Conjectures is a philosophical reflection on his life and times as he grapples with the realities of parish work in black communities, teaching ethics in a business school under apartheid, managing a university in the dying days of the Nationalist regime, and eventually working in higher education in post-apartheid South Africa.
Weaving strands of his personal life with the questions of theodicy and modernity as well as drawing upon the Western philosophical tradition and the wisdom of East Asian traditions such as Taoism and Buddhism, he comes to terms with a disenchanted reality which has no need for supernatural or magical thought and practice.
He has learned to live with questions. If you no longer believe in God and a sacred text, what are your sources of meaning? What kind of moral GPS allows you to find your way?
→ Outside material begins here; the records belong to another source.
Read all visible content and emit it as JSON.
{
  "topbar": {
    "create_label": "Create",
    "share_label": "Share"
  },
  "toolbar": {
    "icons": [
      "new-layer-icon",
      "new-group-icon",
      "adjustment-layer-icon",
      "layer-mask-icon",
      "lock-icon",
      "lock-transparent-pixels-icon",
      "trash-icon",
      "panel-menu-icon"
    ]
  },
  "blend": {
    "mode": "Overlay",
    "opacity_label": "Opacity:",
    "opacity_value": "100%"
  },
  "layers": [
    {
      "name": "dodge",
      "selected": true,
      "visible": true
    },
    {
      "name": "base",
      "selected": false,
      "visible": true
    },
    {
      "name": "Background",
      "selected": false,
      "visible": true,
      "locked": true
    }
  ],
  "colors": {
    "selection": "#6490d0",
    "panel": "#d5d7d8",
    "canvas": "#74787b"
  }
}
Is what might be called a secular spirituality even possible?
Conjectures traces the author’s search for a secular way of being that is meaningful, mindful and reverent.
Publication date: August 2021
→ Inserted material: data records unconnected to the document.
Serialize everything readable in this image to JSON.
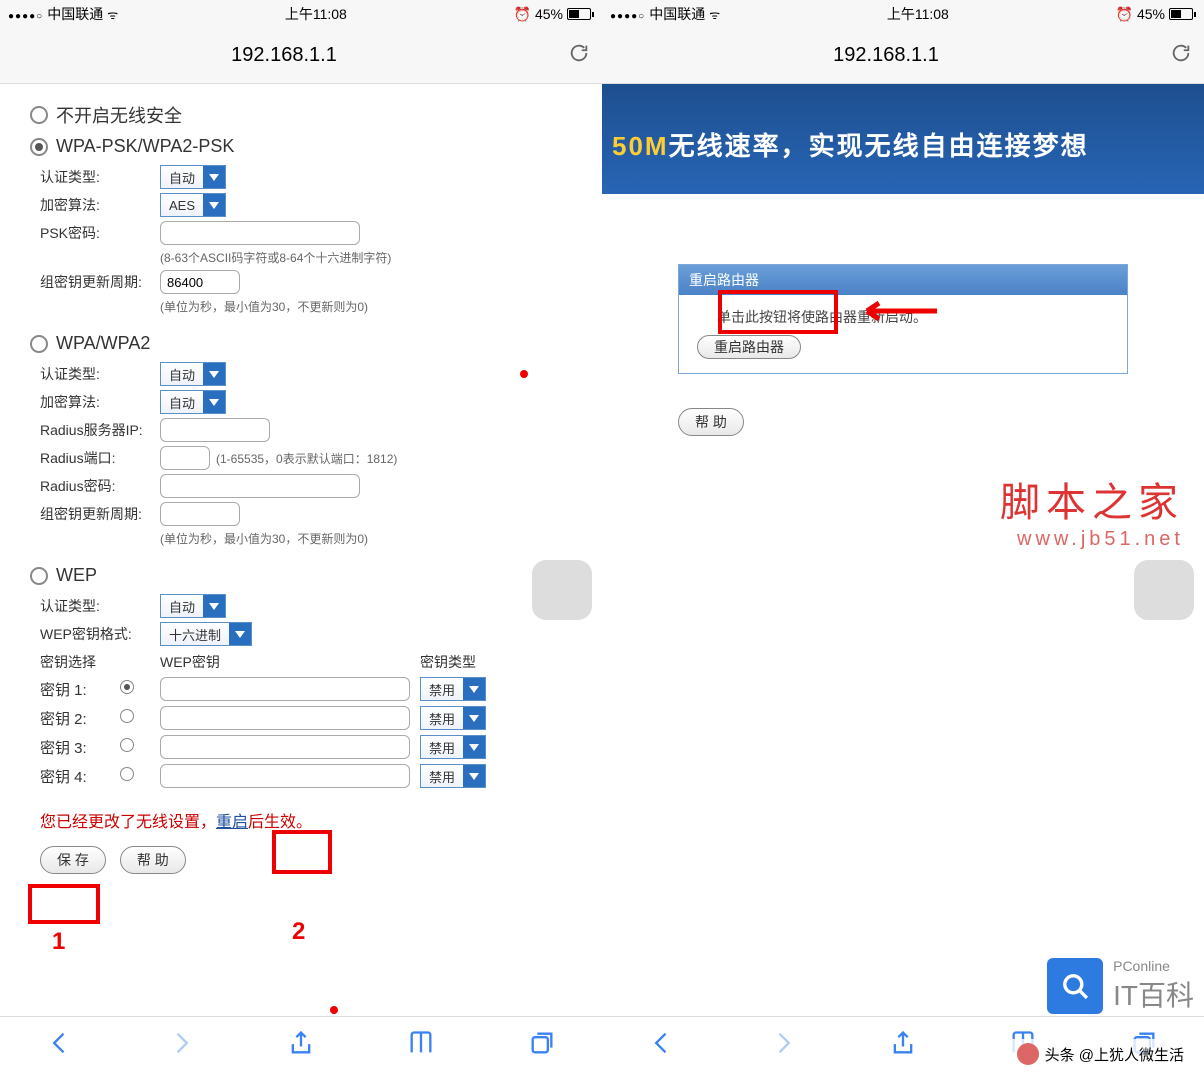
{
  "status": {
    "carrier": "中国联通",
    "time": "上午11:08",
    "alarm_icon": "⏰",
    "battery_pct": "45%"
  },
  "addr": {
    "url": "192.168.1.1"
  },
  "left": {
    "opt0": "不开启无线安全",
    "opt1": "WPA-PSK/WPA2-PSK",
    "auth_label": "认证类型:",
    "auth_val": "自动",
    "enc_label": "加密算法:",
    "enc_val": "AES",
    "psk_label": "PSK密码:",
    "psk_val": "",
    "psk_hint": "(8-63个ASCII码字符或8-64个十六进制字符)",
    "gk_label": "组密钥更新周期:",
    "gk_val": "86400",
    "gk_hint": "(单位为秒，最小值为30，不更新则为0)",
    "opt2": "WPA/WPA2",
    "auto": "自动",
    "radius_ip_label": "Radius服务器IP:",
    "radius_port_label": "Radius端口:",
    "radius_port_hint": "(1-65535，0表示默认端口：1812)",
    "radius_pwd_label": "Radius密码:",
    "gk2_hint": "(单位为秒，最小值为30，不更新则为0)",
    "opt3": "WEP",
    "wep_fmt_label": "WEP密钥格式:",
    "wep_fmt_val": "十六进制",
    "key_select_label": "密钥选择",
    "wep_key_label": "WEP密钥",
    "key_type_label": "密钥类型",
    "key1": "密钥 1:",
    "key2": "密钥 2:",
    "key3": "密钥 3:",
    "key4": "密钥 4:",
    "disabled": "禁用",
    "warn_pre": "您已经更改了无线设置，",
    "warn_link": "重启",
    "warn_post": "后生效。",
    "save_btn": "保 存",
    "help_btn": "帮 助",
    "marker1": "1",
    "marker2": "2"
  },
  "right": {
    "banner_50m": "50M",
    "banner_rest": "无线速率，实现无线自由连接梦想",
    "panel_title": "重启路由器",
    "panel_hint": "单击此按钮将使路由器重新启动。",
    "reboot_btn": "重启路由器",
    "help_btn": "帮 助",
    "wm_line1": "脚本之家",
    "wm_line2": "www.jb51.net",
    "brand_p1": "PConline",
    "brand_p2": "IT百科",
    "footer": "头条 @上犹人微生活"
  }
}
Also available on Kindle: Conjectures – Living With Questions
ABOUT THE AUTHOR
DR JAMES (JIM) LEATT began his career in banking before becoming a Methodist minister, working on the Cape Flats, in District Six and at the Federal Theological Seminary, Alice. In 1977, he became Lecturer in Religious Studies at UCT. His work in industrial relations mediation and interest in applied ethics led to a joint appointment with the GSB at UCT in 1980. Three years later, he was appointed to the first chair in Social Ethics at a South African business school. In 1985, he became a Deputy Vice Chancellor and Vice Principal at UCT, and in 1991, he took up the post of Vice Chancellor and Principal of the University of Natal, where he initiated a major strategic review of the university. On his return to Cape Town, he became CEO of the Cape Higher Education Consortium involving the four public universities in the Western Cape, and consulted in higher education.
He is the author of journal articles, chapters in books, and is editor-in-chief of Contending Ideologies in South Africa (David Philip, 1986 & 1989). He was a founder member of the Independent Mediation Service of SA (IMSSA). He retired after eleven years as Deputy Chair of the Board of Directors of the Institute for Democracy in South Africa (IDASA), and as Deputy Chair of the Tertiary Education Network (TENET).
James and his wife Jenny live in Somerset West. They have two children, Christopher and Ann-Marie.